Early warning system to prevent Satyam re-run
Stung by the accounting manipulations in Satyam Computer Services Ltd, a concerned government is now hammering a stringent set of rules and norms that would arm even small investors to detect irregularities in firms through an early warning system, reports Mahua Venkatesh.business Updated: Jun 03, 2009 01:07 IST
Stung by the accounting manipulations in Satyam Computer Services Ltd, a concerned government is now hammering a stringent set of rules and norms that would arm even small investors to detect irregularities in firms through an early warning system.
This system, which is currently being devised by the Corporate Affairs ministry, would be in addition to quarterly earnings reports, company surveys and analyst reports that investors can currently use to assess the health of firms where they have invested money.
“We have already flagged that an early warning system to detect irregularities in companies will be our priority,” Corporate Affairs Minister Salman Khursheed, 56, told HT in an interview.
Under current norms, a person who holds shares worth Rs 1 lakh or less in a company is categorised as a small investor. However, while large investors can question corporate strategies through voting rights and other means, small investors do not have any specific instrument to hold promoters of companies accountable .
Khursheed refused to divulge details of specific tools that would be given to small investors but stressed that, “Corporate governance norms will be strengthened and demystified for the aam admi.”
The government will shortly introduce a new Companies Bill in Parliament. The previous one, which was introduced in October 2008, lapsed after the Lok Sabha was dissolved.
The new Bill would contain specific clauses allowing “articulation of shareholders democracy with protection of the rights of minority stakeholders and responsible self-regulation with disclosures and accountability,” said an official, who did not wish to be identified.
Khursheed said accountability and transparency norms would further strengthened to prevent Satyam-like scams.
There has since been spate of resignations of independent directors — 265 independent directors have resigned from the boards of 211 companies between January and May.

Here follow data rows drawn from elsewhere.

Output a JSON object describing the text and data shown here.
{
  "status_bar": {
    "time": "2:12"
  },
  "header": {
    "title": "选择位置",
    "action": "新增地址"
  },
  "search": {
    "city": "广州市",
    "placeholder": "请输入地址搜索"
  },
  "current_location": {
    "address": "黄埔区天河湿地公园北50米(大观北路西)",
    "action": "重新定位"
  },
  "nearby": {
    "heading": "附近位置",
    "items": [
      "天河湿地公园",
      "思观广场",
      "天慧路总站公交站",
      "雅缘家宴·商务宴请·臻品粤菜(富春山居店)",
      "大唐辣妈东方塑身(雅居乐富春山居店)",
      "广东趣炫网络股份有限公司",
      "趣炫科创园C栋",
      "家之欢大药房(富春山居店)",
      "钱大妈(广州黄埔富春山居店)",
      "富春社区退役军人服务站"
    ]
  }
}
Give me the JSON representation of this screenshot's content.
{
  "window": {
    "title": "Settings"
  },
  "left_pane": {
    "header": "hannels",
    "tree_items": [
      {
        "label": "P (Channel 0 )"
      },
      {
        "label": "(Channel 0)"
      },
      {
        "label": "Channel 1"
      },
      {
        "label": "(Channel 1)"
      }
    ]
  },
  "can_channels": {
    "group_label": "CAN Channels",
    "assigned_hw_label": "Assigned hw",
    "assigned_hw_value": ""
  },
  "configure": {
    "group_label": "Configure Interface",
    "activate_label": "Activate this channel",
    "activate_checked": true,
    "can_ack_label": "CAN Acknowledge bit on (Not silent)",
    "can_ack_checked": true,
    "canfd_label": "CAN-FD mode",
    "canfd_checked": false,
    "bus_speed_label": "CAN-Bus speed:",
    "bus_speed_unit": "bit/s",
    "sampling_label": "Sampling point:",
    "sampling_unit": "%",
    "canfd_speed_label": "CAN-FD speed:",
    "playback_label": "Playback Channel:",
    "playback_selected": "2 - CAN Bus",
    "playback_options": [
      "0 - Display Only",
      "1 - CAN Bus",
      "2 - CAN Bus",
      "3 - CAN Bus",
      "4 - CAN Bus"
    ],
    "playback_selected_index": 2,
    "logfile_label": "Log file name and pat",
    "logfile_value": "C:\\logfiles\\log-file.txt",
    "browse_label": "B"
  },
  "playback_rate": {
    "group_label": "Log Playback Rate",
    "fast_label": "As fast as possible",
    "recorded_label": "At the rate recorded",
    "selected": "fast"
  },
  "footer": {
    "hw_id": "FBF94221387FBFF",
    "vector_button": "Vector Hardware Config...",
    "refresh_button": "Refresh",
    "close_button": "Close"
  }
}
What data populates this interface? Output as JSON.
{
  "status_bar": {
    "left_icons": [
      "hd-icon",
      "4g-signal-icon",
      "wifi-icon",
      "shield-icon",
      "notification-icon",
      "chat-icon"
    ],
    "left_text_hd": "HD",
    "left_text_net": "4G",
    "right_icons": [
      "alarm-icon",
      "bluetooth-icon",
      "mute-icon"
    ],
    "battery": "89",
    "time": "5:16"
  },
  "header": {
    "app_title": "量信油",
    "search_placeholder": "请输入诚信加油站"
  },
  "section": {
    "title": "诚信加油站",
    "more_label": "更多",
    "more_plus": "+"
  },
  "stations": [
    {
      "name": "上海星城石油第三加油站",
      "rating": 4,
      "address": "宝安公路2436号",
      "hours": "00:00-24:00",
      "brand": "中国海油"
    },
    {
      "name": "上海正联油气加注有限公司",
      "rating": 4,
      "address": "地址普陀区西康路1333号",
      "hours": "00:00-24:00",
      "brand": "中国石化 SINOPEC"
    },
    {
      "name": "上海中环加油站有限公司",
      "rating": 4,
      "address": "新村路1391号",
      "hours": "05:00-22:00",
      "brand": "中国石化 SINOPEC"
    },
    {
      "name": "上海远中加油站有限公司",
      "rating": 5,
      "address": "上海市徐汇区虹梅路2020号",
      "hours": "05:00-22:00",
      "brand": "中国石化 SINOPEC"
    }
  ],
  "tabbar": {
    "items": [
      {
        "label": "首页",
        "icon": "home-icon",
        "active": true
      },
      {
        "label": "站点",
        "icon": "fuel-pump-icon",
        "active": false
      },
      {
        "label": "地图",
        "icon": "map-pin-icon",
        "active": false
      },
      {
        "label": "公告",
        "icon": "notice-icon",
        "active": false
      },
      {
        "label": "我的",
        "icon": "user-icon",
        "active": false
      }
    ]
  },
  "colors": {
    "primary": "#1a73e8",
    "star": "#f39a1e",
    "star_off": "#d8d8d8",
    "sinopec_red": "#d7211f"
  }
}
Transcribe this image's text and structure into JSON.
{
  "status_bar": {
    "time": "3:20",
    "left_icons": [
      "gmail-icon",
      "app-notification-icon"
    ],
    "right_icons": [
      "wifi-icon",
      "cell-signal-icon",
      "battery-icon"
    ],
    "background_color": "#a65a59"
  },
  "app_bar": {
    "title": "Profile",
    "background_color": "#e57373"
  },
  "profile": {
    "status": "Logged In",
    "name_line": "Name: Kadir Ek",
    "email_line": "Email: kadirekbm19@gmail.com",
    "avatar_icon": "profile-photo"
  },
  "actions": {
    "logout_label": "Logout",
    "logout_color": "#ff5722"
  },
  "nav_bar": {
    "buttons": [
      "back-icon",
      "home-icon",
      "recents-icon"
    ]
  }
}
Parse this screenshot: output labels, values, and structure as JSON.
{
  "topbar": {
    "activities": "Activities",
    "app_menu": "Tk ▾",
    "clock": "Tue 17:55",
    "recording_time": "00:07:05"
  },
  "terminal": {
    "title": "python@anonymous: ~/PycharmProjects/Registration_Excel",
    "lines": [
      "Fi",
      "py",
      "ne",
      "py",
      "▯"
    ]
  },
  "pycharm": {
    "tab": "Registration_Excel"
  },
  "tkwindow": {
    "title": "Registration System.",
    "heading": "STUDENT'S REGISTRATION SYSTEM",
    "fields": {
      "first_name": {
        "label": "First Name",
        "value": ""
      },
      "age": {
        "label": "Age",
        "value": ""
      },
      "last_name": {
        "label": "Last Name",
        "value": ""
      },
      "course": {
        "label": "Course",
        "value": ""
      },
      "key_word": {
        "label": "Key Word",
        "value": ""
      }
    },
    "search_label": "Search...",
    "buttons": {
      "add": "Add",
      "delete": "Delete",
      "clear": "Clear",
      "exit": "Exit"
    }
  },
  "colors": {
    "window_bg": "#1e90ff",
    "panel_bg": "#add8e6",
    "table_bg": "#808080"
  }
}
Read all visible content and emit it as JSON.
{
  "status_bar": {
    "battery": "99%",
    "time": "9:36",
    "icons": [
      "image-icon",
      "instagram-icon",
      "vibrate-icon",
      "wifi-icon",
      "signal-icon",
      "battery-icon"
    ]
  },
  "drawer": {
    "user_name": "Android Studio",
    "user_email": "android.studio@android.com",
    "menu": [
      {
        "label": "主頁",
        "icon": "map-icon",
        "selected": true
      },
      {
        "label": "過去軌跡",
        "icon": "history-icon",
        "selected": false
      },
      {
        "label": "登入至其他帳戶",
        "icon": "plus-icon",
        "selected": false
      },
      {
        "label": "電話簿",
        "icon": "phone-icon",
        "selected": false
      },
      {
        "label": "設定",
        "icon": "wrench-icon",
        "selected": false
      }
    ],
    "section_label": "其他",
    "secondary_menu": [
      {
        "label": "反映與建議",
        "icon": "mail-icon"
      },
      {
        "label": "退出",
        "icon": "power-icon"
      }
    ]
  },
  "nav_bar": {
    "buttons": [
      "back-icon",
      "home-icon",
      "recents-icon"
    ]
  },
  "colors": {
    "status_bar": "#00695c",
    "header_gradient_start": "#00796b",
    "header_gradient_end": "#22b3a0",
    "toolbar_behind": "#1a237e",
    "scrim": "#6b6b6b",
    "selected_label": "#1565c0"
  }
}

“Accountability is key,” Khursheed said. “The role of independent directors would be crucial.” Interview in HT Business.